TWITTER REAX: CBS Sports' Bruce Feldman wrote, "Curious how Tebow will do on TV. He's certainly comfortable in his own skin & in Joe Tess, he couldn't ask for a better TV teammate." The Birmingham News' Jon Solomon: "One unpleasant option: ESPN turns Tebow-Finebaum into good-cop, bad-cop routine mirroring Holtz and May." Solomon added, "Tebow is a natural fit for SEC Network's goal: Get viewers. Will be interesting to see if he will offer critical analysis." LPGA Chief Communications Officer Kraig Kann wrote, "Love him or not, #Tebow guarantees ratings, relevance for @SECNetwork. A masterful hire." The N.Y. Post's Bart Hubbuch: "On a serious note, I'm not sure what ESPN thinks it's getting with Tebow. Nicest guy you could meet, but he's a terrible interview. Woeful." The AP's Ralph Russo wrote, "Tebow and SEC Network. The perfect marriage. Mazel Tov to the happy couple." USA Today's Dan Wolken: "My question on Tebow as an analyst: Will he be critical? If he's willing to do that he could be good."

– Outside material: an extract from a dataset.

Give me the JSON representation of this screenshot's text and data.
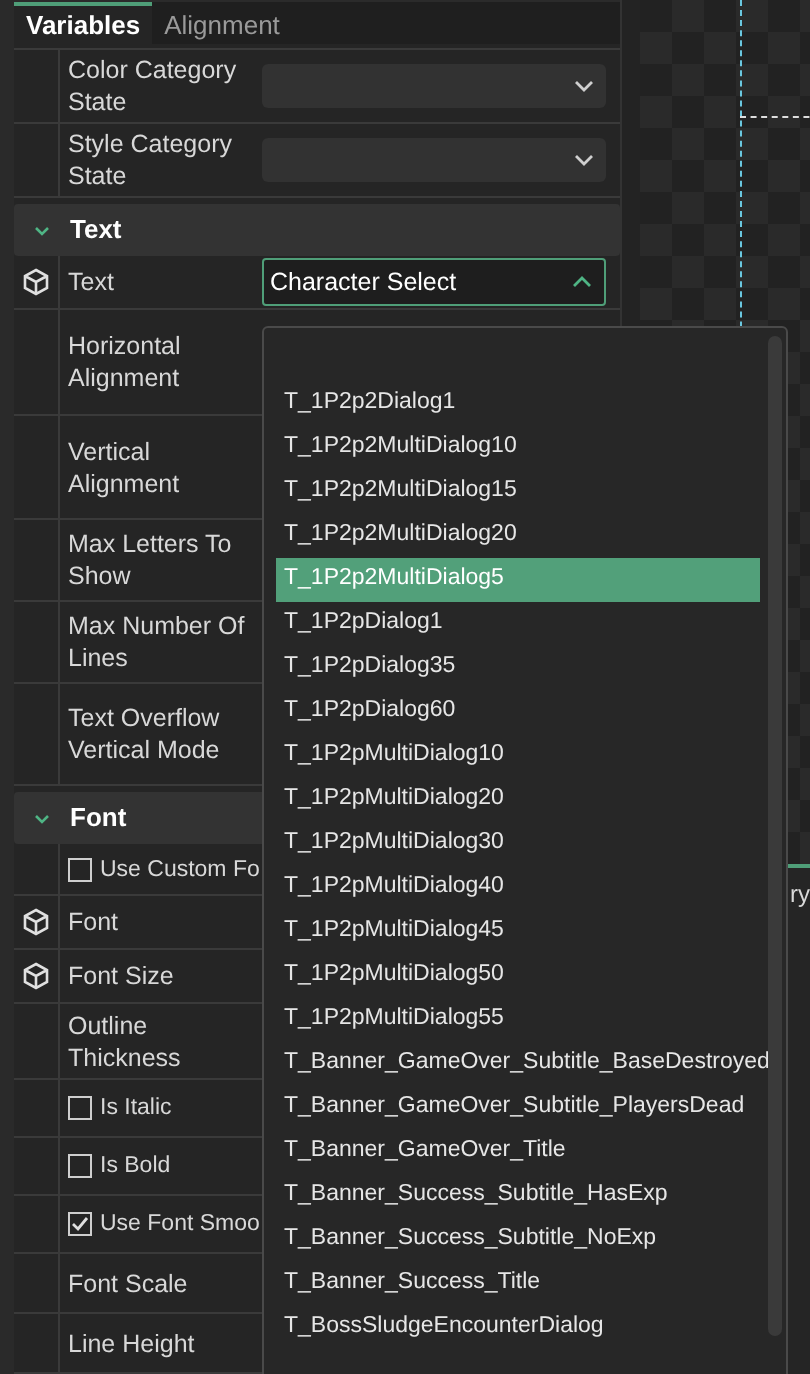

ESPN Ombudsman Robert Lipsyte in his most recent column noted an ad titled "Tree of Hope 2013" was "initially turned down by ESPN because it did not meet its advertising standards," but the net after "a storm of protest ... reversed its decision, stating that the ad did meet its standards, after all." The Missouri Valley Conference on Dec. 5 received a new PSA from St. Louis-based Cardinal Glennon Children’s Medical Center, then "submitted the ad to run on ESPN and, per contract, sought approval from the network’s commercial operations department." The ad "would be run without cost to the hospital" as a PSA and was slated to run on Dec. 14 during ESPNU’s VCU-Northern Iowa men's basketball game. However, Christian references in the ad "raised red flags at ESPN, and the spot was turned down, based on ESPN’s Guidelines for Standards and Practices on Advertising." Producers for Fox News' "The O'Reilly Factor" by Dec. 11 were calling ESPN and told the net there "would be an O’Reilly report on the matter that night." ESPN Exec VP/Administration Ed Durso said he then "made a decision, a business decision." Durso: "We accepted the original spot because this was not worth all this trouble." Durso said of ESPN's advertising policy, "Our overarching effort is not to choose sides. We don’t want to pick and choose. We want to stay neutral. We’re not a vehicle for social, religious, political issues. It’s not what we do." Lipsyte asked, "How will ESPN handle the coming minefield of issues surrounding the 2014 Olympics in Sochi?" Russia has "come under fierce criticism for passing national laws banning 'gay propaganda.'" Durso said, "We won’t take ads from GLAAD or from supporters of Russian attitudes against gay rights. We are not in that business" (ESPN.com, 12/31).